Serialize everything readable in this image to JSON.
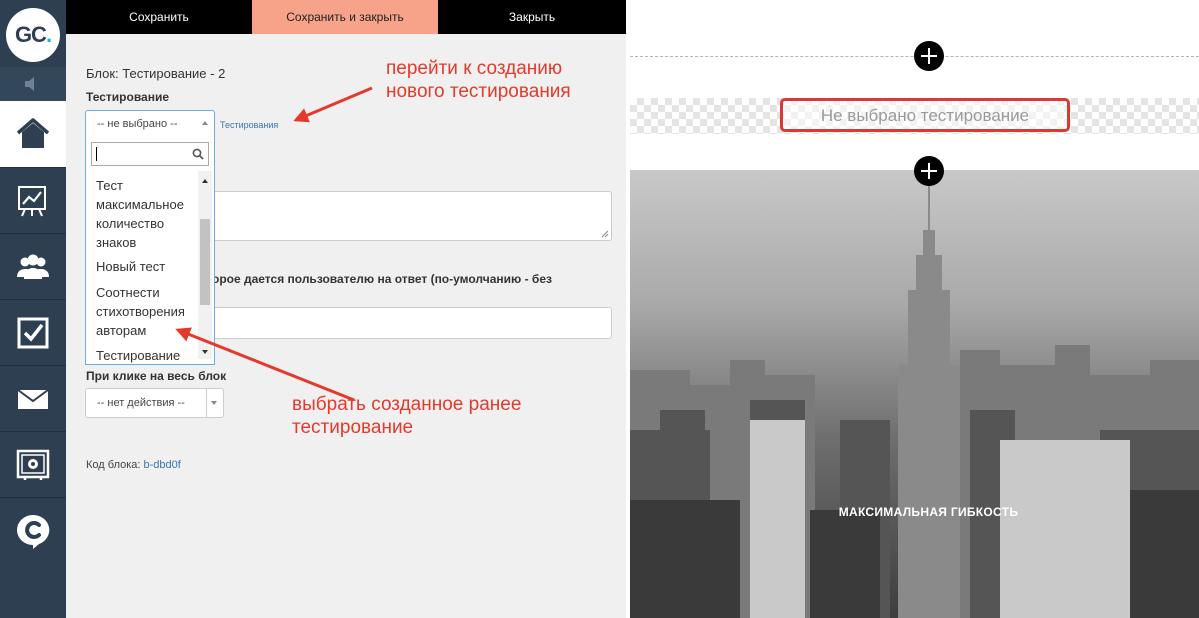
{
  "sidebar": {
    "logo": {
      "text": "GC",
      "dot": "."
    },
    "items": [
      {
        "icon": "home-icon"
      },
      {
        "icon": "chart-icon"
      },
      {
        "icon": "users-icon"
      },
      {
        "icon": "checkbox-icon"
      },
      {
        "icon": "mail-icon"
      },
      {
        "icon": "gear-screen-icon"
      },
      {
        "icon": "chat-c-icon"
      }
    ]
  },
  "toolbar": {
    "save": "Сохранить",
    "save_close": "Сохранить и закрыть",
    "close": "Закрыть"
  },
  "panel": {
    "block_title": "Блок: Тестирование - 2",
    "testing_label": "Тестирование",
    "select_value": "-- не выбрано --",
    "create_link": "Тестирования",
    "dropdown_items": [
      "Тест максимальное количество знаков",
      "Новый тест",
      "Соотнести стихотворения авторам",
      "Тестирование"
    ],
    "time_label_partial": "орое дается пользователю на ответ (по-умолчанию - без",
    "click_label": "При клике на весь блок",
    "click_action_value": "-- нет действия --",
    "code_label": "Код блока:",
    "code_value": "b-dbd0f"
  },
  "annotations": {
    "top": "перейти к созданию нового тестирования",
    "bottom": "выбрать созданное ранее тестирование"
  },
  "preview": {
    "empty_text": "Не выбрано тестирование",
    "hero_caption": "МАКСИМАЛЬНАЯ ГИБКОСТЬ"
  },
  "colors": {
    "sidebar": "#2d3f51",
    "accent_button": "#f7a38a",
    "annotation": "#e33a2c",
    "highlight_border": "#d73b32",
    "link": "#3a73b5"
  }
}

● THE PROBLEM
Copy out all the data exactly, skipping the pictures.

● SOLUTION BELOW
Serialize everything readable in this image to JSON.
{
  "sidebar": {
    "logo": {
      "text": "GC",
      "dot": "."
    },
    "items": [
      {
        "icon": "home-icon"
      },
      {
        "icon": "chart-icon"
      },
      {
        "icon": "users-icon"
      },
      {
        "icon": "checkbox-icon"
      },
      {
        "icon": "mail-icon"
      },
      {
        "icon": "gear-screen-icon"
      },
      {
        "icon": "chat-c-icon"
      }
    ]
  },
  "toolbar": {
    "save": "Сохранить",
    "save_close": "Сохранить и закрыть",
    "close": "Закрыть"
  },
  "panel": {
    "block_title": "Блок: Тестирование - 2",
    "testing_label": "Тестирование",
    "select_value": "-- не выбрано --",
    "create_link": "Тестирования",
    "dropdown_items": [
      "Тест максимальное количество знаков",
      "Новый тест",
      "Соотнести стихотворения авторам",
      "Тестирование"
    ],
    "time_label_partial": "орое дается пользователю на ответ (по-умолчанию - без",
    "click_label": "При клике на весь блок",
    "click_action_value": "-- нет действия --",
    "code_label": "Код блока:",
    "code_value": "b-dbd0f"
  },
  "annotations": {
    "top": "перейти к созданию нового тестирования",
    "bottom": "выбрать созданное ранее тестирование"
  },
  "preview": {
    "empty_text": "Не выбрано тестирование",
    "hero_caption": "МАКСИМАЛЬНАЯ ГИБКОСТЬ"
  },
  "colors": {
    "sidebar": "#2d3f51",
    "accent_button": "#f7a38a",
    "annotation": "#e33a2c",
    "highlight_border": "#d73b32",
    "link": "#3a73b5"
  }
}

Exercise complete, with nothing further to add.